So I bade a rather sad farewell to John and to Russia this morning. I would have given anything to be riding on to China with John. In fact, GlobeBusters’ Director, Kevin Sanders, warned me not to cancel my trip if there was any possibility that my leg would heal in time to meet their group in Kyrgyzstan. But it simply wasn’t to be. As I responded to him, even if I was out of plaster in time, my leg would still be fragile from the break and weak from being immobilised for 5 weeks. It wouldn’t withstand weeks of rough roads, standing on the pegs, and if I had another fall, I would be a liability to the group. Whatever regrets I might have had, the decision was made and my focus was now to get myself and my bike home.
Ever since we arrived in Moscow, we have been debating what to do about my motorcycle. Strictly speaking, I temporarily imported a motorcycle into Russia, and Customs regulations would normally dictate that it should leave with me. Certainly, that seems to be a commonly-held understanding. However, a quick phone call by Maxim to an ex-Customs Officer friend, was more encouraging. There should be no problem, she said, as long as I declared the bike as “Unaccompanied Baggage”. We then looked at our options for getting it home – possibly shipping to an EU country, or possibly getting one of Maxim’s friends to ride it to the UK. However, as opinions still seemed to be divided about the legalities and – in the current political climate – practicalities of either option, no concrete decision could be made until I spoke to the Customs Officers at the airport.
I arrived, wheelchair-bound and slightly panic-stricken, at the Goods to Declare desk, expecting … Well, to be honest, I’m not sure quite what I was expecting. The patient EasyJet clerk explained my predicament to a bemused Customs Officer, who took my Declaration form and flipped it over. Maxim had taken a quick photo of the front of the form, where the bike’s details were printed. The back of the form was, to all intents and purposes, blank, except for my signature … and an all-important hand-written note, validated with an official Customs stamp, permitting me to keep the bike in Russia until the 8th August! The Customs Officer gave me an almost Gallic shrug and half a smile and handed the form back, gesticulating towards the Green (Nothing to Declare) Channel.
The mistake we had made was to assume that the date of departure that we had put on our Entry forms at Russian Border Control, had anything to do with the Customs Declaration that we made after our visas had been checked and validated by Passport Control.
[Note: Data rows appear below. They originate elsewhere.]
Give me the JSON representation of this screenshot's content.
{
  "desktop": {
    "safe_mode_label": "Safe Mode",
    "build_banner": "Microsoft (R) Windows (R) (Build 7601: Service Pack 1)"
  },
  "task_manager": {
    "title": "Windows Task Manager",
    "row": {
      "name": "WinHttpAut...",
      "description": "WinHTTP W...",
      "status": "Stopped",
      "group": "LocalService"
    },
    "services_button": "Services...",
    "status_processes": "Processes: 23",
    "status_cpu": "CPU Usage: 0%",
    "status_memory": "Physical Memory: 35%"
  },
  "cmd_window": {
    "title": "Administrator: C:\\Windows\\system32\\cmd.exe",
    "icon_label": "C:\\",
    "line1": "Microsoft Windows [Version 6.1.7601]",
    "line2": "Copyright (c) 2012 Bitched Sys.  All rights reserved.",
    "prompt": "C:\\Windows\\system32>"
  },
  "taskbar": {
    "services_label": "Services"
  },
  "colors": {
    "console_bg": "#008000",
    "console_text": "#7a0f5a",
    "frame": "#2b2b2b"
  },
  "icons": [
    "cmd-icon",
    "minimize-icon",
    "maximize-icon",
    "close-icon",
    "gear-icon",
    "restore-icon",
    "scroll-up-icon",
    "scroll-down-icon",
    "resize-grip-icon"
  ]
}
So, while all along we had assumed that the bikes had to leave Russia with us on 20th May, the reality is that, having 6-month Business visas, we can come and go as we please – at least until August.
I now have the consolation of knowing that, once my leg is out of plaster, I will be able to return to Moscow, solo, and collect the motorcycle myself and ride it back to Ireland – a little adventure of my own to look forward to.
In the meantime, a few words of praise for EasyJet. I don’t have a problem with budget airlines. You get what you pay for and, by and large, the staff are pretty good humoured and efficient. Even so, my previous experiences with EasyJet have tended to be short flights to and from France, where it’s hard to avoid comparing the departure lounge to a crowded cattle market. EasyJet’s staff today have been exemplary. They have done everything possible to make my journey as comfortable as possible. From the Russian member of the Ground Crew who offered translation services at the Customs Desk, to Billy, and his Cabin Crew who offered me an empty row of seats, so that I could keep my leg elevated during the flight, they have been kindness personified. Thank you all.